*** Block opens ***
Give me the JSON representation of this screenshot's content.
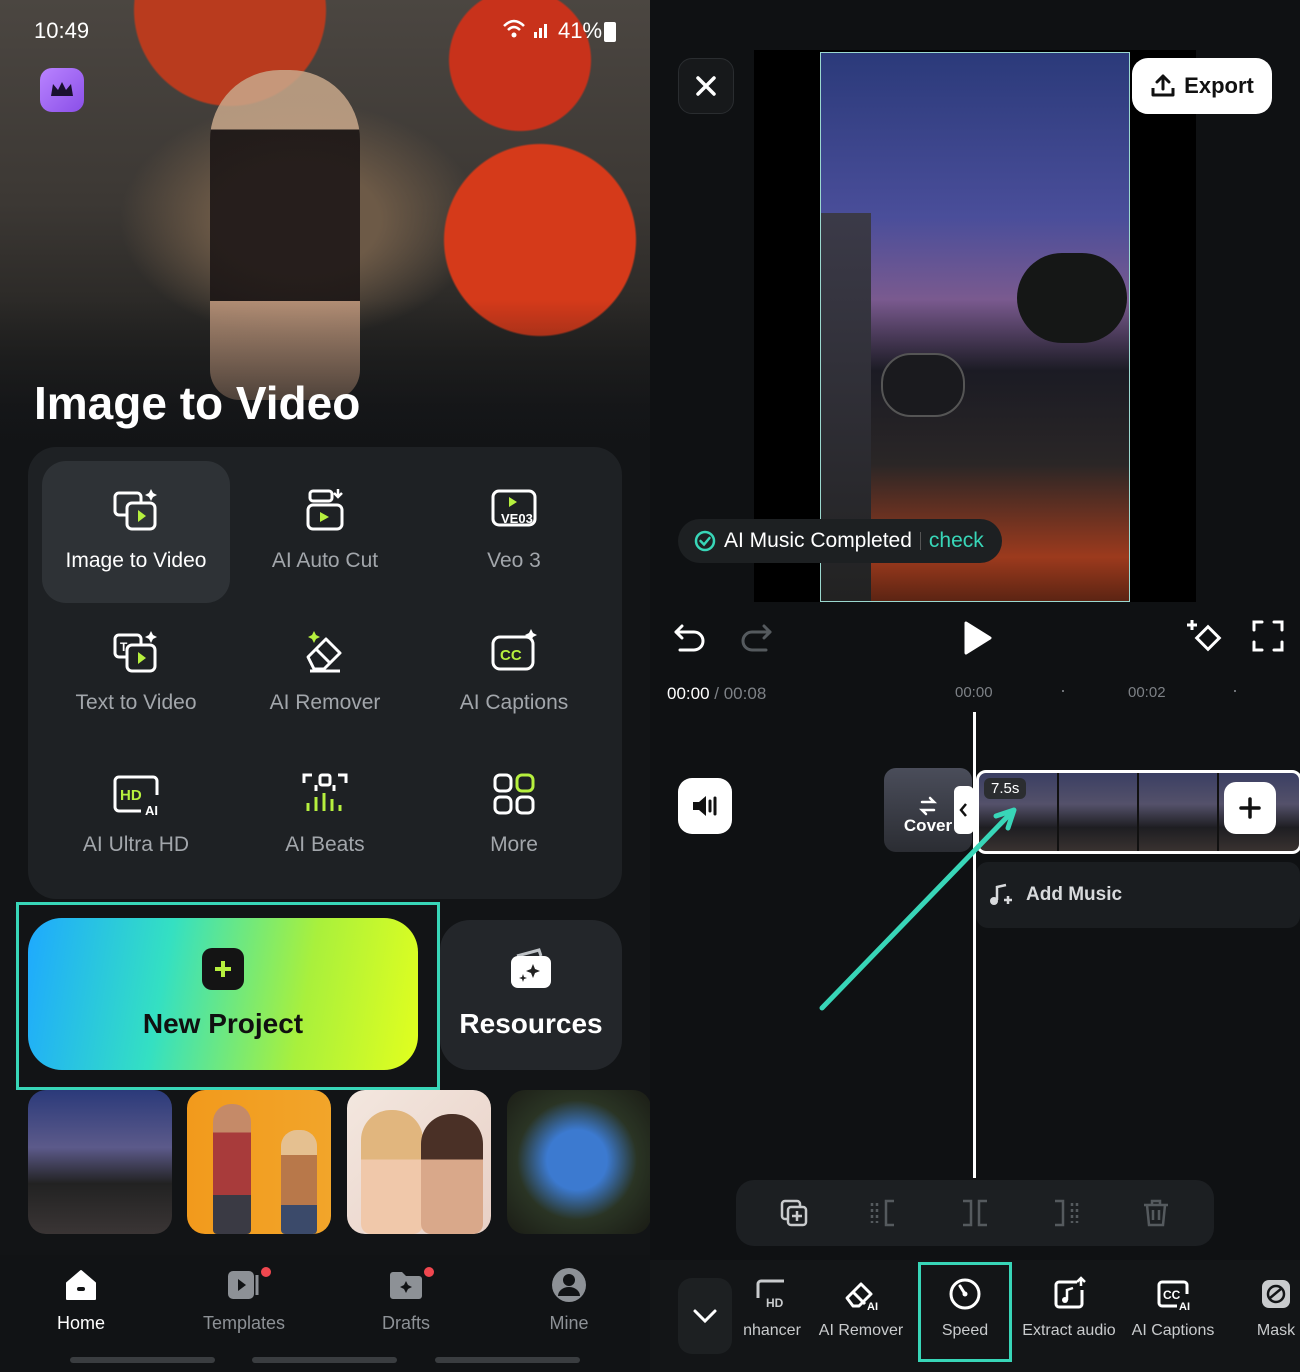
{
  "left": {
    "status": {
      "time": "10:49",
      "battery": "41%"
    },
    "hero_title": "Image to Video",
    "tools": [
      {
        "label": "Image to Video",
        "icon": "image-to-video-icon"
      },
      {
        "label": "AI Auto Cut",
        "icon": "ai-auto-cut-icon"
      },
      {
        "label": "Veo 3",
        "icon": "veo3-icon"
      },
      {
        "label": "Text to Video",
        "icon": "text-to-video-icon"
      },
      {
        "label": "AI Remover",
        "icon": "ai-remover-icon"
      },
      {
        "label": "AI Captions",
        "icon": "ai-captions-icon"
      },
      {
        "label": "AI Ultra HD",
        "icon": "ai-ultra-hd-icon"
      },
      {
        "label": "AI Beats",
        "icon": "ai-beats-icon"
      },
      {
        "label": "More",
        "icon": "more-grid-icon"
      }
    ],
    "new_project_label": "New Project",
    "resources_label": "Resources",
    "nav": [
      {
        "label": "Home"
      },
      {
        "label": "Templates"
      },
      {
        "label": "Drafts"
      },
      {
        "label": "Mine"
      }
    ]
  },
  "right": {
    "export_label": "Export",
    "toast": {
      "text": "AI Music Completed",
      "action": "check"
    },
    "time": {
      "current": "00:00",
      "total": "/ 00:08"
    },
    "ticks": [
      "00:00",
      "00:02"
    ],
    "cover_label": "Cover",
    "clip_duration": "7.5s",
    "add_music_label": "Add Music",
    "bottom_tools": [
      {
        "label": "nhancer"
      },
      {
        "label": "AI Remover"
      },
      {
        "label": "Speed"
      },
      {
        "label": "Extract audio"
      },
      {
        "label": "AI Captions"
      },
      {
        "label": "Mask"
      }
    ],
    "accent": "#38d6b8"
  }
}
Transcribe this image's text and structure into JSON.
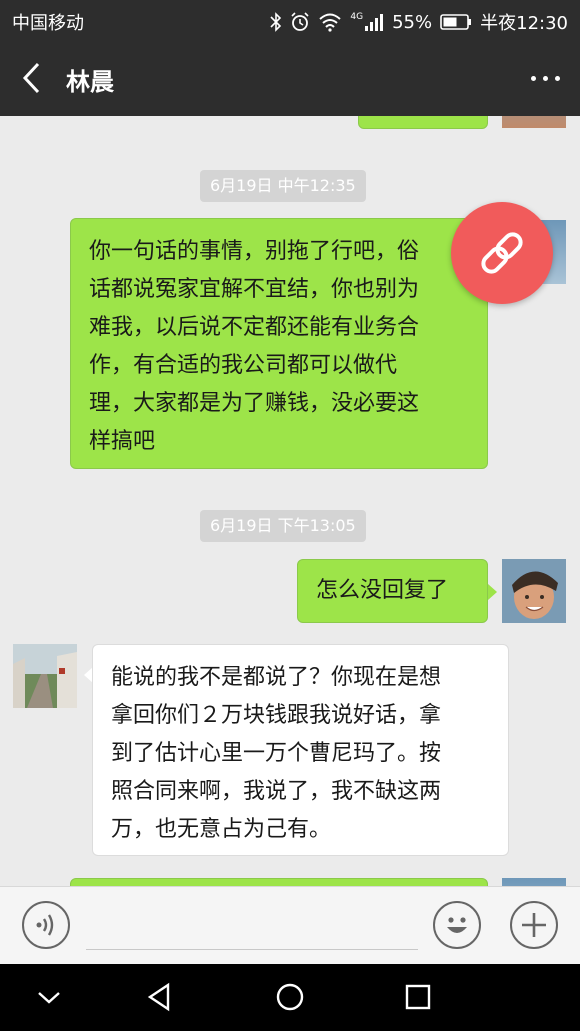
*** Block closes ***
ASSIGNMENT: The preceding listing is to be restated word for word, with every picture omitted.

ANSWER SPACE:
Give me the JSON representation of this screenshot's content.
{
  "left": {
    "status": {
      "time": "10:49",
      "battery": "41%"
    },
    "hero_title": "Image to Video",
    "tools": [
      {
        "label": "Image to Video",
        "icon": "image-to-video-icon"
      },
      {
        "label": "AI Auto Cut",
        "icon": "ai-auto-cut-icon"
      },
      {
        "label": "Veo 3",
        "icon": "veo3-icon"
      },
      {
        "label": "Text to Video",
        "icon": "text-to-video-icon"
      },
      {
        "label": "AI Remover",
        "icon": "ai-remover-icon"
      },
      {
        "label": "AI Captions",
        "icon": "ai-captions-icon"
      },
      {
        "label": "AI Ultra HD",
        "icon": "ai-ultra-hd-icon"
      },
      {
        "label": "AI Beats",
        "icon": "ai-beats-icon"
      },
      {
        "label": "More",
        "icon": "more-grid-icon"
      }
    ],
    "new_project_label": "New Project",
    "resources_label": "Resources",
    "nav": [
      {
        "label": "Home"
      },
      {
        "label": "Templates"
      },
      {
        "label": "Drafts"
      },
      {
        "label": "Mine"
      }
    ]
  },
  "right": {
    "export_label": "Export",
    "toast": {
      "text": "AI Music Completed",
      "action": "check"
    },
    "time": {
      "current": "00:00",
      "total": "/ 00:08"
    },
    "ticks": [
      "00:00",
      "00:02"
    ],
    "cover_label": "Cover",
    "clip_duration": "7.5s",
    "add_music_label": "Add Music",
    "bottom_tools": [
      {
        "label": "nhancer"
      },
      {
        "label": "AI Remover"
      },
      {
        "label": "Speed"
      },
      {
        "label": "Extract audio"
      },
      {
        "label": "AI Captions"
      },
      {
        "label": "Mask"
      }
    ],
    "accent": "#38d6b8"
  }
}
Transcribe this image's text and structure into JSON.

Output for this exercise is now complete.